■ Entries provided
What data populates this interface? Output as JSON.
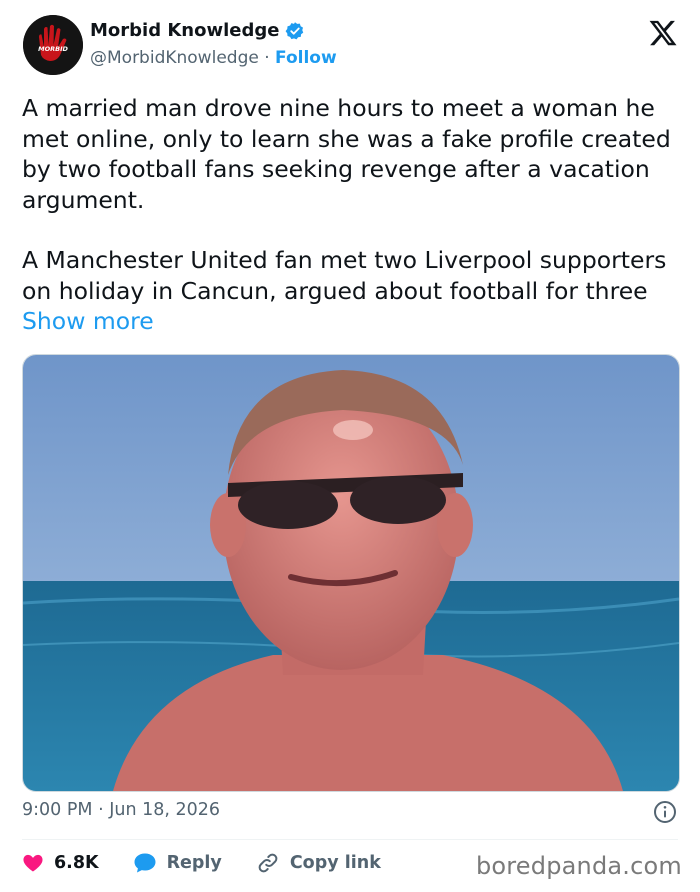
{
  "author": {
    "display_name": "Morbid Knowledge",
    "handle": "@MorbidKnowledge",
    "separator": "·",
    "follow_label": "Follow",
    "verified": true,
    "avatar_text": "MORBID",
    "brand_color": "#1d9bf0"
  },
  "tweet": {
    "paragraph_1": "A married man drove nine hours to meet a woman he met online, only to learn she was a fake profile created by two football fans seeking revenge after a vacation argument.",
    "paragraph_2": "A Manchester United fan met two Liverpool supporters on holiday in Cancun, argued about football for three",
    "show_more_label": "Show more",
    "timestamp": "9:00 PM · Jun 18, 2026"
  },
  "actions": {
    "like_count": "6.8K",
    "reply_label": "Reply",
    "copy_link_label": "Copy link",
    "like_color": "#f91880",
    "reply_color": "#1d9bf0"
  },
  "icons": [
    "x-logo-icon",
    "verified-badge-icon",
    "info-icon",
    "heart-icon",
    "reply-bubble-icon",
    "link-icon"
  ],
  "watermark": "boredpanda.com"
}
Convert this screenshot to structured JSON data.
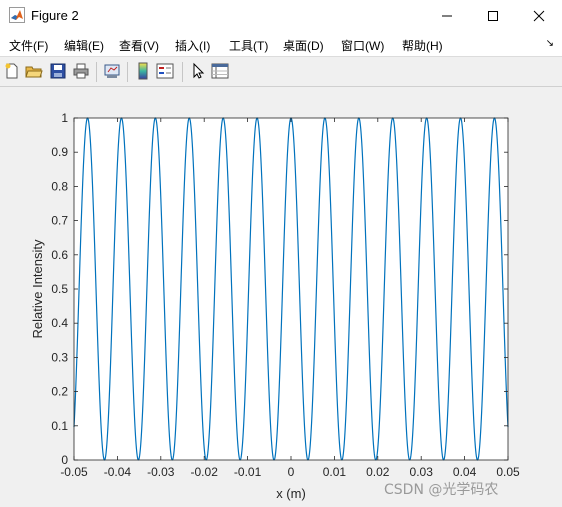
{
  "window": {
    "title": "Figure 2",
    "minimize_icon": "minimize-icon",
    "maximize_icon": "maximize-icon",
    "close_icon": "close-icon"
  },
  "menu": {
    "items": [
      "文件(F)",
      "编辑(E)",
      "查看(V)",
      "插入(I)",
      "工具(T)",
      "桌面(D)",
      "窗口(W)",
      "帮助(H)"
    ]
  },
  "toolbar": {
    "icons": [
      "new-figure-icon",
      "open-file-icon",
      "save-icon",
      "print-icon",
      "link-figure-icon",
      "colorbar-icon",
      "legend-icon",
      "pointer-icon",
      "property-inspector-icon"
    ]
  },
  "chart_data": {
    "type": "line",
    "xlabel": "x (m)",
    "ylabel": "Relative Intensity",
    "xlim": [
      -0.05,
      0.05
    ],
    "ylim": [
      0,
      1
    ],
    "xticks": [
      "-0.05",
      "-0.04",
      "-0.03",
      "-0.02",
      "-0.01",
      "0",
      "0.01",
      "0.02",
      "0.03",
      "0.04",
      "0.05"
    ],
    "yticks": [
      "0",
      "0.1",
      "0.2",
      "0.3",
      "0.4",
      "0.5",
      "0.6",
      "0.7",
      "0.8",
      "0.9",
      "1"
    ],
    "grid": false,
    "series": [
      {
        "function": "cos^2(pi*x/p)",
        "period_m": 0.007813,
        "color": "#0072bd"
      }
    ]
  },
  "watermark": "CSDN @光学码农"
}
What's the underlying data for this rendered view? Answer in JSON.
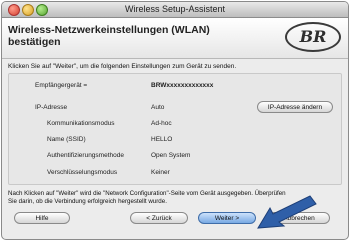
{
  "window_title": "Wireless Setup-Assistent",
  "header": {
    "title_line1": "Wireless-Netzwerkeinstellungen (WLAN)",
    "title_line2": "bestätigen",
    "logo_text": "BR"
  },
  "instruction": "Klicken Sie auf \"Weiter\", um die folgenden Einstellungen zum Gerät zu senden.",
  "settings": {
    "receiver_label": "Empfängergerät =",
    "receiver_value": "BRWxxxxxxxxxxxxx",
    "ip_label": "IP-Adresse",
    "ip_value": "Auto",
    "ip_change_button": "IP-Adresse ändern",
    "mode_label": "Kommunikationsmodus",
    "mode_value": "Ad-hoc",
    "ssid_label": "Name (SSID)",
    "ssid_value": "HELLO",
    "auth_label": "Authentifizierungsmethode",
    "auth_value": "Open System",
    "enc_label": "Verschlüsselungsmodus",
    "enc_value": "Keiner"
  },
  "footer": {
    "text_line1": "Nach Klicken auf \"Weiter\" wird die \"Network Configuration\"-Seite vom Gerät ausgegeben. Überprüfen",
    "text_line2": "Sie darin, ob die Verbindung erfolgreich hergestellt wurde."
  },
  "buttons": {
    "help": "Hilfe",
    "back": "< Zurück",
    "next": "Weiter >",
    "cancel": "Abbrechen"
  }
}
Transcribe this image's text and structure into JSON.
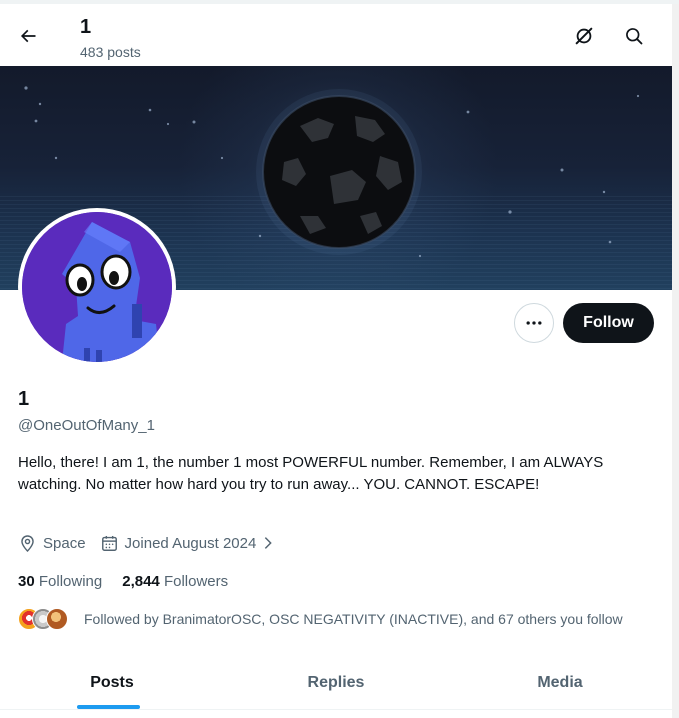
{
  "header": {
    "title": "1",
    "post_count": "483 posts"
  },
  "profile": {
    "display_name": "1",
    "handle": "@OneOutOfMany_1",
    "bio": "Hello, there! I am 1, the number 1 most POWERFUL number. Remember, I am ALWAYS watching. No matter how hard you try to run away... YOU. CANNOT. ESCAPE!",
    "location": "Space",
    "joined": "Joined August 2024",
    "following_count": "30",
    "following_label": "Following",
    "followers_count": "2,844",
    "followers_label": "Followers",
    "followed_by": "Followed by BranimatorOSC, OSC NEGATIVITY (INACTIVE), and 67 others you follow"
  },
  "actions": {
    "follow_label": "Follow"
  },
  "tabs": [
    {
      "label": "Posts",
      "active": true
    },
    {
      "label": "Replies",
      "active": false
    },
    {
      "label": "Media",
      "active": false
    }
  ],
  "colors": {
    "accent": "#1d9bf0",
    "follow_button": "#0f1419",
    "secondary_text": "#536471",
    "avatar_background": "#5a2bbd",
    "avatar_character": "#4f67e8"
  },
  "icons": {
    "back": "arrow-left-icon",
    "grok": "grok-icon",
    "search": "search-icon",
    "more": "more-horizontal-icon",
    "location": "location-pin-icon",
    "calendar": "calendar-icon",
    "chevron": "chevron-right-icon"
  }
}
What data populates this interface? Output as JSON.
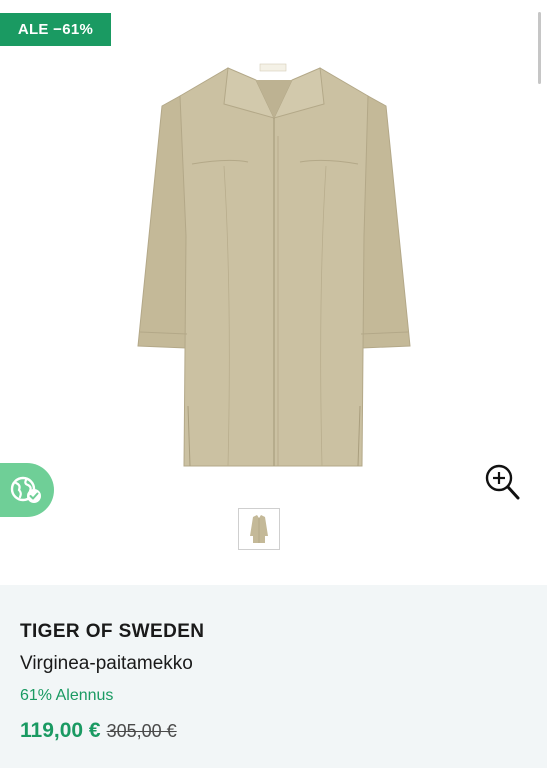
{
  "badge": {
    "sale_label": "ALE −61%"
  },
  "colors": {
    "accent_green": "#1a9a62",
    "sustain_green": "#6fcf97",
    "info_bg": "#f2f6f7",
    "product_beige": "#c9bf9f"
  },
  "icons": {
    "sustain": "globe-check-icon",
    "zoom": "zoom-in-icon"
  },
  "gallery": {
    "thumbnail_count": 1
  },
  "product": {
    "brand": "TIGER OF SWEDEN",
    "name": "Virginea-paitamekko",
    "discount_text": "61% Alennus",
    "price": "119,00 €",
    "old_price": "305,00 €"
  }
}
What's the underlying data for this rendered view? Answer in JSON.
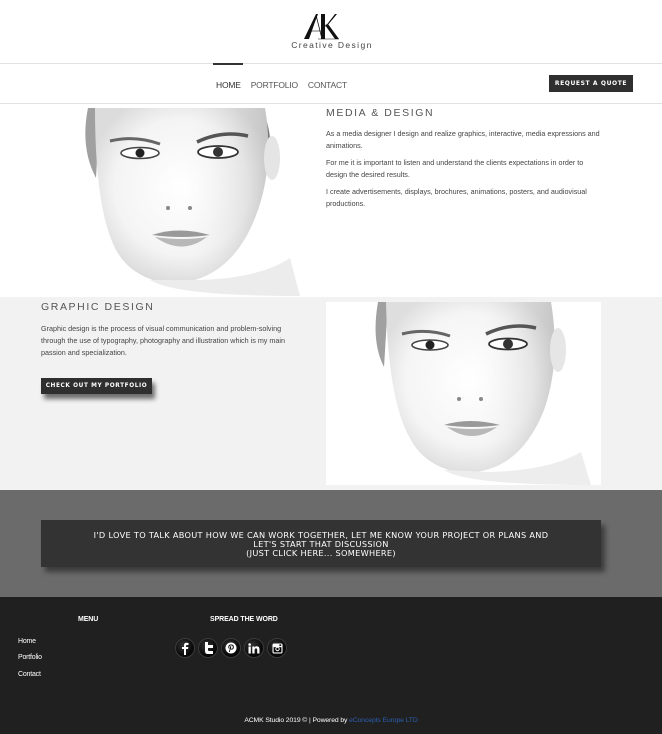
{
  "header": {
    "logo_monogram": "AK",
    "logo_text": "Creative Design"
  },
  "nav": {
    "items": [
      {
        "label": "HOME",
        "active": true
      },
      {
        "label": "PORTFOLIO",
        "active": false
      },
      {
        "label": "CONTACT",
        "active": false
      }
    ],
    "cta_label": "REQUEST A QUOTE"
  },
  "media_design": {
    "title": "MEDIA & DESIGN",
    "paragraphs": [
      "As a media designer I design and realize graphics, interactive, media expressions and animations.",
      "For me it is important to listen and understand the clients expectations in order to design the desired results.",
      "I create advertisements, displays, brochures, animations, posters,  and audiovisual productions."
    ],
    "image_alt": "Black and white portrait of a woman"
  },
  "graphic_design": {
    "title": "GRAPHIC DESIGN",
    "paragraph": "Graphic design is the process of visual communication and problem-solving through the use of typography, photography and illustration which is my main passion and specialization.",
    "button_label": "CHECK OUT MY PORTFOLIO",
    "image_alt": "Black and white portrait of a woman"
  },
  "cta": {
    "lines": [
      "I'D LOVE TO TALK ABOUT HOW WE CAN WORK TOGETHER, LET ME KNOW YOUR PROJECT OR PLANS AND",
      "LET'S START THAT DISCUSSION",
      "(JUST CLICK HERE... SOMEWHERE)"
    ]
  },
  "footer": {
    "menu_heading": "MENU",
    "menu_links": [
      "Home",
      "Portfolio",
      "Contact"
    ],
    "spread_heading": "SPREAD THE WORD",
    "social": [
      {
        "name": "facebook",
        "glyph": "f"
      },
      {
        "name": "twitter",
        "glyph": "t"
      },
      {
        "name": "pinterest",
        "glyph": "p"
      },
      {
        "name": "linkedin",
        "glyph": "in"
      },
      {
        "name": "instagram",
        "glyph": ""
      }
    ],
    "copyright_text": "ACMK Studio 2019 © | Powered by ",
    "copyright_link": "eConcepts Europe LTD",
    "link_color": "#2a5fb0"
  },
  "colors": {
    "dark_button": "#2f2f2f",
    "section_gray": "#f2f2f2",
    "cta_band": "#6b6b6b",
    "cta_box": "#333333",
    "footer_bg": "#202020"
  }
}
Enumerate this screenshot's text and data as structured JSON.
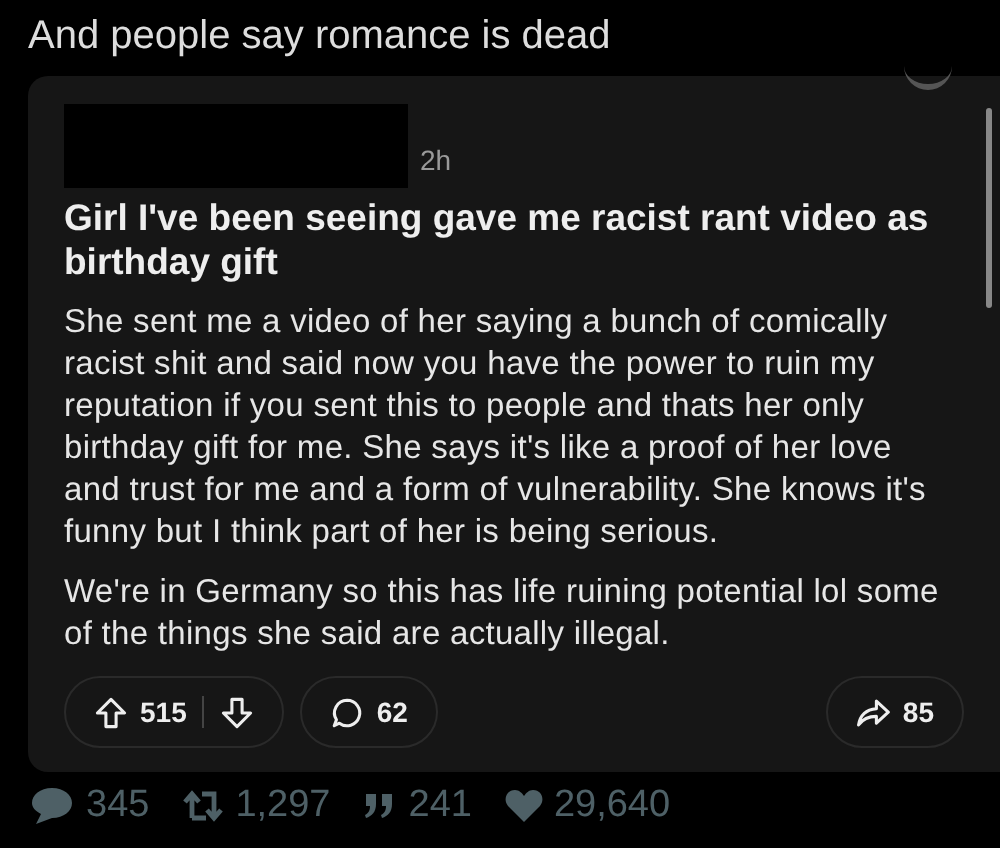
{
  "caption": "And people say romance is dead",
  "post": {
    "time": "2h",
    "title": "Girl I've been seeing gave me racist rant video as birthday gift",
    "paragraphs": [
      "She sent me a video of her saying a bunch of comically racist shit and said now you have the power to ruin my reputation if you sent this to people and thats her only birthday gift for me. She says it's like a proof of her love and trust for me and a form of vulnerability. She knows it's funny but I think part of her is being serious.",
      "We're in Germany so this has life ruining potential lol some of the things she said are actually illegal."
    ],
    "upvotes": "515",
    "comments": "62",
    "shares": "85"
  },
  "stats": [
    {
      "kind": "reply",
      "count": "345"
    },
    {
      "kind": "retweet",
      "count": "1,297"
    },
    {
      "kind": "quote",
      "count": "241"
    },
    {
      "kind": "like",
      "count": "29,640"
    }
  ]
}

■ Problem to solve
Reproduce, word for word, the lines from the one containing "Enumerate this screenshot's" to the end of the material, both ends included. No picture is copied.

■ Completed exercise
Enumerate this screenshot's text and data as structured JSON.
{
  "caption": "And people say romance is dead",
  "post": {
    "time": "2h",
    "title": "Girl I've been seeing gave me racist rant video as birthday gift",
    "paragraphs": [
      "She sent me a video of her saying a bunch of comically racist shit and said now you have the power to ruin my reputation if you sent this to people and thats her only birthday gift for me. She says it's like a proof of her love and trust for me and a form of vulnerability. She knows it's funny but I think part of her is being serious.",
      "We're in Germany so this has life ruining potential lol some of the things she said are actually illegal."
    ],
    "upvotes": "515",
    "comments": "62",
    "shares": "85"
  },
  "stats": [
    {
      "kind": "reply",
      "count": "345"
    },
    {
      "kind": "retweet",
      "count": "1,297"
    },
    {
      "kind": "quote",
      "count": "241"
    },
    {
      "kind": "like",
      "count": "29,640"
    }
  ]
}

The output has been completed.